We accompanied Barhan in Khalet Makhul.

The day was warm and sunny.  From the hills the landscape was glorious, visibility unlimited in all directions.  The Jordan River and the bordering villages to the east, the hills rising to the north, we’re as high as Umm Zuka, hills to the west, as far south as Ro’i.

 The sheep are pleased with the sparse grass.  The aqqub (Gundelia) season has begun.  All the shepherds, as well as others hunting aqqub, arrive to slice the plant at ground level,  cut off the thorny leaves and keep the fleshy heart to cook and eat.  Some even eat it raw.

Don’t tell anyone, because picking it is prohibited.  When they bring it home they cut it up, sauté onions in oil, add aqqub to the pan and fry it.  A Palestinian delight.

The day passed quietly.

In the afternoon we were called to help one of the shepherds from al-Farisiyah to return the donkey that had been taken from him that morning by a settler from Shadmot Mehola.  It was a strange, unclear request, but we drove there nevertheless to see what we could do.  We were accompanied by another shepherd’s escort who’d accompanied Yussuf and joined us when he finished. 

We reached the area near Mehola, and then Shadmot Mehola.  The shepherd has already spoken to the police.  An officer he knew promised to return the donkey.  It wasn’t as simple as it may sound, but involved many annoying aspects.  But we’ll spare you the details.  You won’t believe how the story ended!  The officer (who lives in Shadmot Mehola) returned Ahmed’s donkey.  He also warned him to keep away from Rotem and Shadmot Mehola and told him he was forbidden to graze sheep on the hill.

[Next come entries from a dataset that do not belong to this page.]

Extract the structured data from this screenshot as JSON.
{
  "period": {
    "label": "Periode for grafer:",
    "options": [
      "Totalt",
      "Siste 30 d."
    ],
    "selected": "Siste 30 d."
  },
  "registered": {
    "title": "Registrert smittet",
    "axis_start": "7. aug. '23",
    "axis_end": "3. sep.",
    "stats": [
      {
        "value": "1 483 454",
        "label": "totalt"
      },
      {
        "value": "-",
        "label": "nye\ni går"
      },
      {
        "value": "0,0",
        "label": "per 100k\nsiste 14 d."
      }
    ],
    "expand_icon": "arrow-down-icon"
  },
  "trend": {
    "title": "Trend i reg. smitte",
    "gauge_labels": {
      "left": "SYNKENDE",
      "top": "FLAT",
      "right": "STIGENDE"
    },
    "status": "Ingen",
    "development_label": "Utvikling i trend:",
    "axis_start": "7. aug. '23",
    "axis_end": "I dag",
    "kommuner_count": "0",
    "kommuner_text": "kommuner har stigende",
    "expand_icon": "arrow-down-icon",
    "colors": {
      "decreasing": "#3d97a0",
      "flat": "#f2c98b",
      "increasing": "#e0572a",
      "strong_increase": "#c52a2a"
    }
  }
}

Ahmed and his son, who’s 11, were grazing their sheep near Shadmot Mehola’s fence.  They ran into a tough settler.  He hit the boy and brought the donkey through the fence to the settlement’s land.  That’s how the story began.  So – does the officer deserve a medal?  Or is it one of the few times that the police do what they’re supposed to – while also warning the shepherd…